Collected data entries:
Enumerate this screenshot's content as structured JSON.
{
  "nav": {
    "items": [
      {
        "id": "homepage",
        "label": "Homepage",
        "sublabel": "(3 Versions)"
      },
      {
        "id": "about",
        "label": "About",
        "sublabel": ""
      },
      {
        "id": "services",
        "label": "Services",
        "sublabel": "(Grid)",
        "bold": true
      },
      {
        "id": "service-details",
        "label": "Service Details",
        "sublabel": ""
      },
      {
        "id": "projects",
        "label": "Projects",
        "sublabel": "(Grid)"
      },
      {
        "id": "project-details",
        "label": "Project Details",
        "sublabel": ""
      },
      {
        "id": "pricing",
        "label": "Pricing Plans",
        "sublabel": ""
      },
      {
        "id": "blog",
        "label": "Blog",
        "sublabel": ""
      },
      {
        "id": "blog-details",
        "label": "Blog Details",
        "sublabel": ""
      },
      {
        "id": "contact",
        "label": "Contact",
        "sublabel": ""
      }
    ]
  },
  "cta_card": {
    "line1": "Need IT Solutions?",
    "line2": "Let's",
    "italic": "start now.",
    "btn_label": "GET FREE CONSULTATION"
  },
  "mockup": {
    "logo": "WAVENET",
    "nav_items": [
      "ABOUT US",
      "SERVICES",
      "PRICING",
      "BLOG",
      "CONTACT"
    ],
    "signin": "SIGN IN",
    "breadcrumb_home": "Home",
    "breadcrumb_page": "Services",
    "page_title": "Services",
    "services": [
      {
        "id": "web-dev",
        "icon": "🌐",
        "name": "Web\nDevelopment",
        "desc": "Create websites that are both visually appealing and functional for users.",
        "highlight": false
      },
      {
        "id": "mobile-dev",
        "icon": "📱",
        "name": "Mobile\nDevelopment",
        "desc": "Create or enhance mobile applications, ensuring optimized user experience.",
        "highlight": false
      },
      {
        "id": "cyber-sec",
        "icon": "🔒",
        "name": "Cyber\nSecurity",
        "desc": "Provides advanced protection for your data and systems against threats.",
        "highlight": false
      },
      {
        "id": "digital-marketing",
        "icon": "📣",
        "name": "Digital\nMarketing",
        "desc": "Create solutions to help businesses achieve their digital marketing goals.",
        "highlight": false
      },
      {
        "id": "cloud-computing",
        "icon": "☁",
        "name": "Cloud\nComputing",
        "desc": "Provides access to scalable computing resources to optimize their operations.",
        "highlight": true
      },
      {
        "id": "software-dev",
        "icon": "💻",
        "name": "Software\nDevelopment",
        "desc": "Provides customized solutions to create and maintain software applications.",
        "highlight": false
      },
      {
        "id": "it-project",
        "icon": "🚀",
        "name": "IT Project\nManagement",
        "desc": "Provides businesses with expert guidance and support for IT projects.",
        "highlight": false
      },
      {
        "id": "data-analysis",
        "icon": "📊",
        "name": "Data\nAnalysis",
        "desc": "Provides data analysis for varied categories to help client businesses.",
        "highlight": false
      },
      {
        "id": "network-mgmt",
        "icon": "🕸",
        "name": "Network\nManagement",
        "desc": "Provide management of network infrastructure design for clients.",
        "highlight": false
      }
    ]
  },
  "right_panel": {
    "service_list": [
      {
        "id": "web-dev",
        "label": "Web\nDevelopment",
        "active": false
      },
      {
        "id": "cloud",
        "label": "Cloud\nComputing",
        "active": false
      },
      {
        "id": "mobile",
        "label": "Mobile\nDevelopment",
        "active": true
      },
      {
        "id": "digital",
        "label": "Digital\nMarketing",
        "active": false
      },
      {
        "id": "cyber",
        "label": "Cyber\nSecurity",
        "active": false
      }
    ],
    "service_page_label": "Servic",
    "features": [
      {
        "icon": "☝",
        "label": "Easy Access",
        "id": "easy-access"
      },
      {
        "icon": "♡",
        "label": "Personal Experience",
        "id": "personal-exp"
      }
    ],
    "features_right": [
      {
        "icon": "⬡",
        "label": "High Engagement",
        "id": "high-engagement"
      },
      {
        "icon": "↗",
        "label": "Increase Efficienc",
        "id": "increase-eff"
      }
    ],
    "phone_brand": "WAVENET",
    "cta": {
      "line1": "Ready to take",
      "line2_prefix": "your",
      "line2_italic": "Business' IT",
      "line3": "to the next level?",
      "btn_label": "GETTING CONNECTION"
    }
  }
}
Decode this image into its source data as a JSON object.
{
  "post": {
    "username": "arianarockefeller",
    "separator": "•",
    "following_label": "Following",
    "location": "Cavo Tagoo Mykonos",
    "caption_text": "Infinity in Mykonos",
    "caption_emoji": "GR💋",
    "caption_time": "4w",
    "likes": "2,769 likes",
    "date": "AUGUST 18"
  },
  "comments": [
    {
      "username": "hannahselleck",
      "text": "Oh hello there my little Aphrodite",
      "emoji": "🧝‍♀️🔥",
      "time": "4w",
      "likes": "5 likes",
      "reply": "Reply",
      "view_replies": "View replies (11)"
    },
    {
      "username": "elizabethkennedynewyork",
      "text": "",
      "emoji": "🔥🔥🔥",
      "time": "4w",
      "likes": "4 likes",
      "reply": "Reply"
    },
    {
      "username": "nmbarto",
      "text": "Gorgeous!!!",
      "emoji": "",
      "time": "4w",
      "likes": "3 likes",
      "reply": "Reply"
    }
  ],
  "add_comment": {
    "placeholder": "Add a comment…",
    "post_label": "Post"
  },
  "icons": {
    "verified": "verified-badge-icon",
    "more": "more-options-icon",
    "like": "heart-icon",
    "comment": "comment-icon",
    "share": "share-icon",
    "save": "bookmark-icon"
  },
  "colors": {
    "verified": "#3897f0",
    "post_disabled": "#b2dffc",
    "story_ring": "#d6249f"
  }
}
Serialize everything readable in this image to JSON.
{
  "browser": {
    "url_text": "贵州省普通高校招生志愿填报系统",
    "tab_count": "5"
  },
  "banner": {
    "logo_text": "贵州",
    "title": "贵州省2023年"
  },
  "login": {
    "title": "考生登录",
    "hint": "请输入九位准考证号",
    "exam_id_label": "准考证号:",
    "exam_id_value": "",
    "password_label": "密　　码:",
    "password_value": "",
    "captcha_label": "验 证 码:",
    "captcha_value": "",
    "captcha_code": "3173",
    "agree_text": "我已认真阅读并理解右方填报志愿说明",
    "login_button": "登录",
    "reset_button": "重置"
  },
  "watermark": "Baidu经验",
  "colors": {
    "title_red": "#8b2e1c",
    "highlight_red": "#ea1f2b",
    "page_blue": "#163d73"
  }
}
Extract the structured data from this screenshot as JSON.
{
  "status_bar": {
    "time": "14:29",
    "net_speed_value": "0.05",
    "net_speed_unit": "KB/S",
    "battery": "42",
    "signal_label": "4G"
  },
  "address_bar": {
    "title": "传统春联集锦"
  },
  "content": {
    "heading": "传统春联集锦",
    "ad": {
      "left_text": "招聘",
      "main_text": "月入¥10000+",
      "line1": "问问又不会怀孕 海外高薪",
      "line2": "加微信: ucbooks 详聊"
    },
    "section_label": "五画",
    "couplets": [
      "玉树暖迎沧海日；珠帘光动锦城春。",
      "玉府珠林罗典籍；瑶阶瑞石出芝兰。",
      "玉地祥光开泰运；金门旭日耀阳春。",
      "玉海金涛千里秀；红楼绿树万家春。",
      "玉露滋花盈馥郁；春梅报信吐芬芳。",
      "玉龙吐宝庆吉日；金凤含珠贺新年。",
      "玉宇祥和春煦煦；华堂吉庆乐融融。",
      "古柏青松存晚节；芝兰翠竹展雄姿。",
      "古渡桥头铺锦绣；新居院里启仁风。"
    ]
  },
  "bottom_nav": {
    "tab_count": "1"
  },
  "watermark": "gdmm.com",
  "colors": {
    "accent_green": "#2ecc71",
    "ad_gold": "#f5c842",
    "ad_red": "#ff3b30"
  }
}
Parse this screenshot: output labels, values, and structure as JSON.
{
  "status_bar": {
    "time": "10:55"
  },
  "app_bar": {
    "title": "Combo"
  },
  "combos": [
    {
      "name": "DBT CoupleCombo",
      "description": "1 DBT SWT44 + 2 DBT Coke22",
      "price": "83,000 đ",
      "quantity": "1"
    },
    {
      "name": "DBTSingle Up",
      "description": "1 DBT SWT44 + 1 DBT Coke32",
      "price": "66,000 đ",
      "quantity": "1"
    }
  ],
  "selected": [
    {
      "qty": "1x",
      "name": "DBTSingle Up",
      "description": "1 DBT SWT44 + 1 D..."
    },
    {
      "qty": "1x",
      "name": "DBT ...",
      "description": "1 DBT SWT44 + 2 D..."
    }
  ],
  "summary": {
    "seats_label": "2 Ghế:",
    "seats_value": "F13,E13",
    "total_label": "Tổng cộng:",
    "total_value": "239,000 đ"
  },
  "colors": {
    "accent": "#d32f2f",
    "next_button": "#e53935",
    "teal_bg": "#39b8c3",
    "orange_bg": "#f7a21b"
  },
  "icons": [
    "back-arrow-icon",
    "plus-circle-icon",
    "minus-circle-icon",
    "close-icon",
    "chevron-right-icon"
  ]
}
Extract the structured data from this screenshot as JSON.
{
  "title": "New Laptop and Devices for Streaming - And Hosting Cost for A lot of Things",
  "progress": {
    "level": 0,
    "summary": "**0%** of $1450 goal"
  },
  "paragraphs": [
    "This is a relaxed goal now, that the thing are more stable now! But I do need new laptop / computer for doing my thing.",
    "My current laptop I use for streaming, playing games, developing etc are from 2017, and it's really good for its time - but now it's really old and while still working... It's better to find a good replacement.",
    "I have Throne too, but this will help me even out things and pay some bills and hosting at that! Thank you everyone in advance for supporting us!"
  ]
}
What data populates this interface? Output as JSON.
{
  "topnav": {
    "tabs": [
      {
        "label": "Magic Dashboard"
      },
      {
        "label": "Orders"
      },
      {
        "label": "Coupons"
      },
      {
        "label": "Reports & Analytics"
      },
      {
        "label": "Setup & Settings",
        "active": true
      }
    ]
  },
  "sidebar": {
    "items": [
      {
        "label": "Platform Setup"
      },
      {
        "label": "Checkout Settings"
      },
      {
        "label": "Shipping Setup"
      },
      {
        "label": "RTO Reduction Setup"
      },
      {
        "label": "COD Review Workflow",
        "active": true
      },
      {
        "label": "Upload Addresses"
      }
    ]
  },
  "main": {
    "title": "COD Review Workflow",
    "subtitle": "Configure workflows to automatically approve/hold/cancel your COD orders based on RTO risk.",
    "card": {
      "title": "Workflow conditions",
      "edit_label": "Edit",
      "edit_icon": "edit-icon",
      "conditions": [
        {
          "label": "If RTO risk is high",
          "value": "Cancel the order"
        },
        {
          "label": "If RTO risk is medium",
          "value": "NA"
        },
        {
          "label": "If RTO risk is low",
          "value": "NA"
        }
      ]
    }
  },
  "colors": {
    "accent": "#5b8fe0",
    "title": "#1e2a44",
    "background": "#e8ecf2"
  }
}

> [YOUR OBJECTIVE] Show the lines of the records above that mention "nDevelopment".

> [RESULT]
        "name": "Web\nDevelopment",
        "name": "Mobile\nDevelopment",
        "name": "Software\nDevelopment",
        "label": "Web\nDevelopment",
        "label": "Mobile\nDevelopment",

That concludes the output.